About this exercise ▸ When you answer, give every record back exactly as written.

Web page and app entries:

........

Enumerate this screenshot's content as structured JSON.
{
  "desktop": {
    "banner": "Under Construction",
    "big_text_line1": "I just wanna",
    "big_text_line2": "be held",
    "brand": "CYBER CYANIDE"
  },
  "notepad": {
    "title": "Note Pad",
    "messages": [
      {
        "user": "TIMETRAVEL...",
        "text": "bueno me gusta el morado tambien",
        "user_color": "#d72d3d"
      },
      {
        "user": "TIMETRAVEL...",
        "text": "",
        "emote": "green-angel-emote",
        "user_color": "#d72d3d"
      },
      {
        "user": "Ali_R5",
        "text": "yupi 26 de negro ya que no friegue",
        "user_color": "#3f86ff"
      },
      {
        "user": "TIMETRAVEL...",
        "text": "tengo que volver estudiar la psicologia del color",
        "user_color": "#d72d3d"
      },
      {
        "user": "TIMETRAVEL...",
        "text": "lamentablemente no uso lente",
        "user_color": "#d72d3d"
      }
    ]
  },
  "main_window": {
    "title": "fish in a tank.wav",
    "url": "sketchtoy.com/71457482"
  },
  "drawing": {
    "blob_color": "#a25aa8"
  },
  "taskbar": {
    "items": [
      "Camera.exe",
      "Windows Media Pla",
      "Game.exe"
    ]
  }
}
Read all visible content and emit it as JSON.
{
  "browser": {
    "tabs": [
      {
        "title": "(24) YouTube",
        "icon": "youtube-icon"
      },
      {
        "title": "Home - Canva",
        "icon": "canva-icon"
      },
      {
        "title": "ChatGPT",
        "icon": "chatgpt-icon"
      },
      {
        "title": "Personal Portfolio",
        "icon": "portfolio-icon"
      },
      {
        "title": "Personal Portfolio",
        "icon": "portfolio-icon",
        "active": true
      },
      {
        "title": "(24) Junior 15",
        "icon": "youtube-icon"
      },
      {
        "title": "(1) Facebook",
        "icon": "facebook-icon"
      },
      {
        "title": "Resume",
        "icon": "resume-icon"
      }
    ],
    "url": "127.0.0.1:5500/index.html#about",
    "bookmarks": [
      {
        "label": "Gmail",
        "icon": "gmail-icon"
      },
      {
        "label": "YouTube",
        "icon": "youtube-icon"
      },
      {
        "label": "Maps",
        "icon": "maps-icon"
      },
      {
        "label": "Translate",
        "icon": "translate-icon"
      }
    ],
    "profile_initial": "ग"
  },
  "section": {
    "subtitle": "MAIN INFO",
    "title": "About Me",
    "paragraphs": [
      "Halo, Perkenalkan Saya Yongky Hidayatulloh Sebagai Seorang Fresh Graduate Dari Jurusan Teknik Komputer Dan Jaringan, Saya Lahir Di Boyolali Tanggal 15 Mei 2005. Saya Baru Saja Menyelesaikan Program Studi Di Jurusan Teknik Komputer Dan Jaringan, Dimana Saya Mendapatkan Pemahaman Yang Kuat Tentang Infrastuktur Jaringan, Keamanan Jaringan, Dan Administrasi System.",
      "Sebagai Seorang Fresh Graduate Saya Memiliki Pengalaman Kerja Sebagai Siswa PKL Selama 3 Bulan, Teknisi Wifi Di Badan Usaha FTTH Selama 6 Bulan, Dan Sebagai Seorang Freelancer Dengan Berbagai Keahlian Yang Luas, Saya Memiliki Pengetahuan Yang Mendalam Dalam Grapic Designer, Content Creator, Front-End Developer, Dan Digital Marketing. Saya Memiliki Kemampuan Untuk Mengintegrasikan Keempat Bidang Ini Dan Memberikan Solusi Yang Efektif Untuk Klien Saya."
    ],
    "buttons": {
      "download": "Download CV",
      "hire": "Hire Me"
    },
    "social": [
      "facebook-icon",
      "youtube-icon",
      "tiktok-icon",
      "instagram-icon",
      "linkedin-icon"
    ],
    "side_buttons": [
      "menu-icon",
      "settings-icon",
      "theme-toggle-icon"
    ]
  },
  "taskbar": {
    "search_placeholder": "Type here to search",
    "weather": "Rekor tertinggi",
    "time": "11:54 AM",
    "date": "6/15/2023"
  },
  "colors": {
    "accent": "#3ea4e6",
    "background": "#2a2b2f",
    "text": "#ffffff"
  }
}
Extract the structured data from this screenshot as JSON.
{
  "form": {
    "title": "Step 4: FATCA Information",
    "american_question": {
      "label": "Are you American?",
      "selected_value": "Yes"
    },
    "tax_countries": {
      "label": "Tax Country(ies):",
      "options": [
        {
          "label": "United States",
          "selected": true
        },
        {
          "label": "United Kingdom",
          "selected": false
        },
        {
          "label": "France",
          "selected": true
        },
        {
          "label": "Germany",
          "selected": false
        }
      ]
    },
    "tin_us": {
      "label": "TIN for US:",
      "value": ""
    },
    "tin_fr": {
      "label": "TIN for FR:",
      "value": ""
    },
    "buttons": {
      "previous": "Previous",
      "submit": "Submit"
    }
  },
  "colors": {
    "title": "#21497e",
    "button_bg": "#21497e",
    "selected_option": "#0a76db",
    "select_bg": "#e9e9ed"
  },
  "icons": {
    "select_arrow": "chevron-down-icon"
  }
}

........

Output of the task ▸
Enumerate this screenshot's content as structured JSON.
{
  "desktop": {
    "banner": "Under Construction",
    "big_text_line1": "I just wanna",
    "big_text_line2": "be held",
    "brand": "CYBER CYANIDE"
  },
  "notepad": {
    "title": "Note Pad",
    "messages": [
      {
        "user": "TIMETRAVEL...",
        "text": "bueno me gusta el morado tambien",
        "user_color": "#d72d3d"
      },
      {
        "user": "TIMETRAVEL...",
        "text": "",
        "emote": "green-angel-emote",
        "user_color": "#d72d3d"
      },
      {
        "user": "Ali_R5",
        "text": "yupi 26 de negro ya que no friegue",
        "user_color": "#3f86ff"
      },
      {
        "user": "TIMETRAVEL...",
        "text": "tengo que volver estudiar la psicologia del color",
        "user_color": "#d72d3d"
      },
      {
        "user": "TIMETRAVEL...",
        "text": "lamentablemente no uso lente",
        "user_color": "#d72d3d"
      }
    ]
  },
  "main_window": {
    "title": "fish in a tank.wav",
    "url": "sketchtoy.com/71457482"
  },
  "drawing": {
    "blob_color": "#a25aa8"
  },
  "taskbar": {
    "items": [
      "Camera.exe",
      "Windows Media Pla",
      "Game.exe"
    ]
  }
}
Read all visible content and emit it as JSON.
{
  "browser": {
    "tabs": [
      {
        "title": "(24) YouTube",
        "icon": "youtube-icon"
      },
      {
        "title": "Home - Canva",
        "icon": "canva-icon"
      },
      {
        "title": "ChatGPT",
        "icon": "chatgpt-icon"
      },
      {
        "title": "Personal Portfolio",
        "icon": "portfolio-icon"
      },
      {
        "title": "Personal Portfolio",
        "icon": "portfolio-icon",
        "active": true
      },
      {
        "title": "(24) Junior 15",
        "icon": "youtube-icon"
      },
      {
        "title": "(1) Facebook",
        "icon": "facebook-icon"
      },
      {
        "title": "Resume",
        "icon": "resume-icon"
      }
    ],
    "url": "127.0.0.1:5500/index.html#about",
    "bookmarks": [
      {
        "label": "Gmail",
        "icon": "gmail-icon"
      },
      {
        "label": "YouTube",
        "icon": "youtube-icon"
      },
      {
        "label": "Maps",
        "icon": "maps-icon"
      },
      {
        "label": "Translate",
        "icon": "translate-icon"
      }
    ],
    "profile_initial": "ग"
  },
  "section": {
    "subtitle": "MAIN INFO",
    "title": "About Me",
    "paragraphs": [
      "Halo, Perkenalkan Saya Yongky Hidayatulloh Sebagai Seorang Fresh Graduate Dari Jurusan Teknik Komputer Dan Jaringan, Saya Lahir Di Boyolali Tanggal 15 Mei 2005. Saya Baru Saja Menyelesaikan Program Studi Di Jurusan Teknik Komputer Dan Jaringan, Dimana Saya Mendapatkan Pemahaman Yang Kuat Tentang Infrastuktur Jaringan, Keamanan Jaringan, Dan Administrasi System.",
      "Sebagai Seorang Fresh Graduate Saya Memiliki Pengalaman Kerja Sebagai Siswa PKL Selama 3 Bulan, Teknisi Wifi Di Badan Usaha FTTH Selama 6 Bulan, Dan Sebagai Seorang Freelancer Dengan Berbagai Keahlian Yang Luas, Saya Memiliki Pengetahuan Yang Mendalam Dalam Grapic Designer, Content Creator, Front-End Developer, Dan Digital Marketing. Saya Memiliki Kemampuan Untuk Mengintegrasikan Keempat Bidang Ini Dan Memberikan Solusi Yang Efektif Untuk Klien Saya."
    ],
    "buttons": {
      "download": "Download CV",
      "hire": "Hire Me"
    },
    "social": [
      "facebook-icon",
      "youtube-icon",
      "tiktok-icon",
      "instagram-icon",
      "linkedin-icon"
    ],
    "side_buttons": [
      "menu-icon",
      "settings-icon",
      "theme-toggle-icon"
    ]
  },
  "taskbar": {
    "search_placeholder": "Type here to search",
    "weather": "Rekor tertinggi",
    "time": "11:54 AM",
    "date": "6/15/2023"
  },
  "colors": {
    "accent": "#3ea4e6",
    "background": "#2a2b2f",
    "text": "#ffffff"
  }
}
Extract the structured data from this screenshot as JSON.
{
  "form": {
    "title": "Step 4: FATCA Information",
    "american_question": {
      "label": "Are you American?",
      "selected_value": "Yes"
    },
    "tax_countries": {
      "label": "Tax Country(ies):",
      "options": [
        {
          "label": "United States",
          "selected": true
        },
        {
          "label": "United Kingdom",
          "selected": false
        },
        {
          "label": "France",
          "selected": true
        },
        {
          "label": "Germany",
          "selected": false
        }
      ]
    },
    "tin_us": {
      "label": "TIN for US:",
      "value": ""
    },
    "tin_fr": {
      "label": "TIN for FR:",
      "value": ""
    },
    "buttons": {
      "previous": "Previous",
      "submit": "Submit"
    }
  },
  "colors": {
    "title": "#21497e",
    "button_bg": "#21497e",
    "selected_option": "#0a76db",
    "select_bg": "#e9e9ed"
  },
  "icons": {
    "select_arrow": "chevron-down-icon"
  }
}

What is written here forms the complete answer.